** DATA FOR THE TASK follows **

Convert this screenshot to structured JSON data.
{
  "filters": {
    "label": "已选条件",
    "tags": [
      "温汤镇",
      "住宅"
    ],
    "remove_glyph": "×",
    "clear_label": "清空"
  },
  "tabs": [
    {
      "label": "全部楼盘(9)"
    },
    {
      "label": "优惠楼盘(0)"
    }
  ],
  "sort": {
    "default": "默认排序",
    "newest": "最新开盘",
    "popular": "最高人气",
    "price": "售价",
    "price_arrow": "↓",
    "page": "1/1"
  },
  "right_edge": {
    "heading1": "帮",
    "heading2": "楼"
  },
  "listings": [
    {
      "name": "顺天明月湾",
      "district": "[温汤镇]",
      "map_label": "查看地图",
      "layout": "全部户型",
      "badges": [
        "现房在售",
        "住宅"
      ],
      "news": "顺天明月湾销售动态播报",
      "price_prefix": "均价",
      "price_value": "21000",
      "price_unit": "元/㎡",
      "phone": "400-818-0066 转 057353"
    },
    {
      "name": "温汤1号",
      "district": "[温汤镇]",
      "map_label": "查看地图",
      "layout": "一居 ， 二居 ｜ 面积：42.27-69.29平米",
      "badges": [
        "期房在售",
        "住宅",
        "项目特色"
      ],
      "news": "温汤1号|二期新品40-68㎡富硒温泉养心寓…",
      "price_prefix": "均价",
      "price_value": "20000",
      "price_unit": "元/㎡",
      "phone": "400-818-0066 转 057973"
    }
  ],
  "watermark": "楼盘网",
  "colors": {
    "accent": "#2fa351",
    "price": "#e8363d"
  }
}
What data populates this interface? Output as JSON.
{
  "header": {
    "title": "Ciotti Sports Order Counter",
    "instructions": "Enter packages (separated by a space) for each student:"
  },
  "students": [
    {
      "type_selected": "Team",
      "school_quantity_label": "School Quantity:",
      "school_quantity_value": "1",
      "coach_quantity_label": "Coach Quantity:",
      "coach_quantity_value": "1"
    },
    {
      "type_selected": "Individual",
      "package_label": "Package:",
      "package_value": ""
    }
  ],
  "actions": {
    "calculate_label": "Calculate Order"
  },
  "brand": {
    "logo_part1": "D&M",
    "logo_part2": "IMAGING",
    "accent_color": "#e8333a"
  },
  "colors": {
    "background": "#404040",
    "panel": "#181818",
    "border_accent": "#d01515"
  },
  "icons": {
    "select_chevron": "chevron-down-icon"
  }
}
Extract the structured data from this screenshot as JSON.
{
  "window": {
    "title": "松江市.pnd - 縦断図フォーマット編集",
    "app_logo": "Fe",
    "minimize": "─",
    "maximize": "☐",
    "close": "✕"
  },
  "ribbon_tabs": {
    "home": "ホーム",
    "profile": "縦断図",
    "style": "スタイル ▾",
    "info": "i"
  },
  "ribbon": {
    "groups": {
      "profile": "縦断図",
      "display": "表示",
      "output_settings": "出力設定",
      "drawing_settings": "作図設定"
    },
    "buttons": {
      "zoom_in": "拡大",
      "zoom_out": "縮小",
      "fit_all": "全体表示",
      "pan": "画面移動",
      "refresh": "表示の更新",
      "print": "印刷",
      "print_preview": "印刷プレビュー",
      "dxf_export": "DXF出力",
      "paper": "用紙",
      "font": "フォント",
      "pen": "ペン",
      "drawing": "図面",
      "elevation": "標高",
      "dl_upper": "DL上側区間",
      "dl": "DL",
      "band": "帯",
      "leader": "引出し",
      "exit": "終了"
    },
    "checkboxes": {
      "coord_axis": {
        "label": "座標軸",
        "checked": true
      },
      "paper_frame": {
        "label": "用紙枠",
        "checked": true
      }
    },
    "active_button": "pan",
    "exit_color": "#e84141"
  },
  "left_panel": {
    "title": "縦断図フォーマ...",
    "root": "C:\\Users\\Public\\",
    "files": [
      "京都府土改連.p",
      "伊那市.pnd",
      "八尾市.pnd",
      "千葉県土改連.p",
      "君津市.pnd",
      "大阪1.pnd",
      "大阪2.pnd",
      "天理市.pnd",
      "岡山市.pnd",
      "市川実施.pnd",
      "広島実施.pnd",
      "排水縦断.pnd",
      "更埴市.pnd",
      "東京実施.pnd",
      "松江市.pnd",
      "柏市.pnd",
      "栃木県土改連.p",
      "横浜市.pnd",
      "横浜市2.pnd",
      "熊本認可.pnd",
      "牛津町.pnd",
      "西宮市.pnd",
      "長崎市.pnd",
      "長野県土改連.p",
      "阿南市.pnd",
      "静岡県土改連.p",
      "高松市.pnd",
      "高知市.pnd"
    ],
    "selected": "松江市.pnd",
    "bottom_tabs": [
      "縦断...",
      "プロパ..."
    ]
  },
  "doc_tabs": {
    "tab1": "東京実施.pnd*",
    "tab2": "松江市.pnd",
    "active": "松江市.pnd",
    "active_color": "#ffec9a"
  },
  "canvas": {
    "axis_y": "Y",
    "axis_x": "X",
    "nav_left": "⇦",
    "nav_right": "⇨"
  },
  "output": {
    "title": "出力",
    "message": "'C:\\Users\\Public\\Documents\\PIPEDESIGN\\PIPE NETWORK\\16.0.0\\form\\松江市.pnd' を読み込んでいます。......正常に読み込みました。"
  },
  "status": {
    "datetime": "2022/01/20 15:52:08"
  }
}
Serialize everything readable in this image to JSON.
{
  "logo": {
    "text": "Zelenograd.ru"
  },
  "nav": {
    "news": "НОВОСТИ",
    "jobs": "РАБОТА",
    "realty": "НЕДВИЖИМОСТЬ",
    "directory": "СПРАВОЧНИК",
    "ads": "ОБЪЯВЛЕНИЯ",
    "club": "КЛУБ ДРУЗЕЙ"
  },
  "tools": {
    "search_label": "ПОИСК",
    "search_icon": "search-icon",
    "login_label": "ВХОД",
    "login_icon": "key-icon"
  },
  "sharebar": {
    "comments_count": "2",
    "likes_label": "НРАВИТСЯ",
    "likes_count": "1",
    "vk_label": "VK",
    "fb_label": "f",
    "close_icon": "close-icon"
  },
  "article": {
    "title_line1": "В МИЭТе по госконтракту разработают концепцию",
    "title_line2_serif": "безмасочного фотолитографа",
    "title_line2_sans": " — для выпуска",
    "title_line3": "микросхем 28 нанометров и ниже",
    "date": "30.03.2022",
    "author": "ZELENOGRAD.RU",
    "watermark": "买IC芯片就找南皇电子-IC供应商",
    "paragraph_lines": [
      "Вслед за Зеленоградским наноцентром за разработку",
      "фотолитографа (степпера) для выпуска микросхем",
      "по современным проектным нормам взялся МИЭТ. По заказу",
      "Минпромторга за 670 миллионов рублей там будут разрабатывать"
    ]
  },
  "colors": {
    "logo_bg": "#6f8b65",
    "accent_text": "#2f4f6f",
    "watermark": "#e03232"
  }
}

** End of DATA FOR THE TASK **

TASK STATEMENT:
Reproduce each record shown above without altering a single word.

RESPONSE TO THE TASK:
Convert this screenshot to structured JSON data.
{
  "filters": {
    "label": "已选条件",
    "tags": [
      "温汤镇",
      "住宅"
    ],
    "remove_glyph": "×",
    "clear_label": "清空"
  },
  "tabs": [
    {
      "label": "全部楼盘(9)"
    },
    {
      "label": "优惠楼盘(0)"
    }
  ],
  "sort": {
    "default": "默认排序",
    "newest": "最新开盘",
    "popular": "最高人气",
    "price": "售价",
    "price_arrow": "↓",
    "page": "1/1"
  },
  "right_edge": {
    "heading1": "帮",
    "heading2": "楼"
  },
  "listings": [
    {
      "name": "顺天明月湾",
      "district": "[温汤镇]",
      "map_label": "查看地图",
      "layout": "全部户型",
      "badges": [
        "现房在售",
        "住宅"
      ],
      "news": "顺天明月湾销售动态播报",
      "price_prefix": "均价",
      "price_value": "21000",
      "price_unit": "元/㎡",
      "phone": "400-818-0066 转 057353"
    },
    {
      "name": "温汤1号",
      "district": "[温汤镇]",
      "map_label": "查看地图",
      "layout": "一居 ， 二居 ｜ 面积：42.27-69.29平米",
      "badges": [
        "期房在售",
        "住宅",
        "项目特色"
      ],
      "news": "温汤1号|二期新品40-68㎡富硒温泉养心寓…",
      "price_prefix": "均价",
      "price_value": "20000",
      "price_unit": "元/㎡",
      "phone": "400-818-0066 转 057973"
    }
  ],
  "watermark": "楼盘网",
  "colors": {
    "accent": "#2fa351",
    "price": "#e8363d"
  }
}
What data populates this interface? Output as JSON.
{
  "header": {
    "title": "Ciotti Sports Order Counter",
    "instructions": "Enter packages (separated by a space) for each student:"
  },
  "students": [
    {
      "type_selected": "Team",
      "school_quantity_label": "School Quantity:",
      "school_quantity_value": "1",
      "coach_quantity_label": "Coach Quantity:",
      "coach_quantity_value": "1"
    },
    {
      "type_selected": "Individual",
      "package_label": "Package:",
      "package_value": ""
    }
  ],
  "actions": {
    "calculate_label": "Calculate Order"
  },
  "brand": {
    "logo_part1": "D&M",
    "logo_part2": "IMAGING",
    "accent_color": "#e8333a"
  },
  "colors": {
    "background": "#404040",
    "panel": "#181818",
    "border_accent": "#d01515"
  },
  "icons": {
    "select_chevron": "chevron-down-icon"
  }
}
Extract the structured data from this screenshot as JSON.
{
  "window": {
    "title": "松江市.pnd - 縦断図フォーマット編集",
    "app_logo": "Fe",
    "minimize": "─",
    "maximize": "☐",
    "close": "✕"
  },
  "ribbon_tabs": {
    "home": "ホーム",
    "profile": "縦断図",
    "style": "スタイル ▾",
    "info": "i"
  },
  "ribbon": {
    "groups": {
      "profile": "縦断図",
      "display": "表示",
      "output_settings": "出力設定",
      "drawing_settings": "作図設定"
    },
    "buttons": {
      "zoom_in": "拡大",
      "zoom_out": "縮小",
      "fit_all": "全体表示",
      "pan": "画面移動",
      "refresh": "表示の更新",
      "print": "印刷",
      "print_preview": "印刷プレビュー",
      "dxf_export": "DXF出力",
      "paper": "用紙",
      "font": "フォント",
      "pen": "ペン",
      "drawing": "図面",
      "elevation": "標高",
      "dl_upper": "DL上側区間",
      "dl": "DL",
      "band": "帯",
      "leader": "引出し",
      "exit": "終了"
    },
    "checkboxes": {
      "coord_axis": {
        "label": "座標軸",
        "checked": true
      },
      "paper_frame": {
        "label": "用紙枠",
        "checked": true
      }
    },
    "active_button": "pan",
    "exit_color": "#e84141"
  },
  "left_panel": {
    "title": "縦断図フォーマ...",
    "root": "C:\\Users\\Public\\",
    "files": [
      "京都府土改連.p",
      "伊那市.pnd",
      "八尾市.pnd",
      "千葉県土改連.p",
      "君津市.pnd",
      "大阪1.pnd",
      "大阪2.pnd",
      "天理市.pnd",
      "岡山市.pnd",
      "市川実施.pnd",
      "広島実施.pnd",
      "排水縦断.pnd",
      "更埴市.pnd",
      "東京実施.pnd",
      "松江市.pnd",
      "柏市.pnd",
      "栃木県土改連.p",
      "横浜市.pnd",
      "横浜市2.pnd",
      "熊本認可.pnd",
      "牛津町.pnd",
      "西宮市.pnd",
      "長崎市.pnd",
      "長野県土改連.p",
      "阿南市.pnd",
      "静岡県土改連.p",
      "高松市.pnd",
      "高知市.pnd"
    ],
    "selected": "松江市.pnd",
    "bottom_tabs": [
      "縦断...",
      "プロパ..."
    ]
  },
  "doc_tabs": {
    "tab1": "東京実施.pnd*",
    "tab2": "松江市.pnd",
    "active": "松江市.pnd",
    "active_color": "#ffec9a"
  },
  "canvas": {
    "axis_y": "Y",
    "axis_x": "X",
    "nav_left": "⇦",
    "nav_right": "⇨"
  },
  "output": {
    "title": "出力",
    "message": "'C:\\Users\\Public\\Documents\\PIPEDESIGN\\PIPE NETWORK\\16.0.0\\form\\松江市.pnd' を読み込んでいます。......正常に読み込みました。"
  },
  "status": {
    "datetime": "2022/01/20 15:52:08"
  }
}
Serialize everything readable in this image to JSON.
{
  "logo": {
    "text": "Zelenograd.ru"
  },
  "nav": {
    "news": "НОВОСТИ",
    "jobs": "РАБОТА",
    "realty": "НЕДВИЖИМОСТЬ",
    "directory": "СПРАВОЧНИК",
    "ads": "ОБЪЯВЛЕНИЯ",
    "club": "КЛУБ ДРУЗЕЙ"
  },
  "tools": {
    "search_label": "ПОИСК",
    "search_icon": "search-icon",
    "login_label": "ВХОД",
    "login_icon": "key-icon"
  },
  "sharebar": {
    "comments_count": "2",
    "likes_label": "НРАВИТСЯ",
    "likes_count": "1",
    "vk_label": "VK",
    "fb_label": "f",
    "close_icon": "close-icon"
  },
  "article": {
    "title_line1": "В МИЭТе по госконтракту разработают концепцию",
    "title_line2_serif": "безмасочного фотолитографа",
    "title_line2_sans": " — для выпуска",
    "title_line3": "микросхем 28 нанометров и ниже",
    "date": "30.03.2022",
    "author": "ZELENOGRAD.RU",
    "watermark": "买IC芯片就找南皇电子-IC供应商",
    "paragraph_lines": [
      "Вслед за Зеленоградским наноцентром за разработку",
      "фотолитографа (степпера) для выпуска микросхем",
      "по современным проектным нормам взялся МИЭТ. По заказу",
      "Минпромторга за 670 миллионов рублей там будут разрабатывать"
    ]
  },
  "colors": {
    "logo_bg": "#6f8b65",
    "accent_text": "#2f4f6f",
    "watermark": "#e03232"
  }
}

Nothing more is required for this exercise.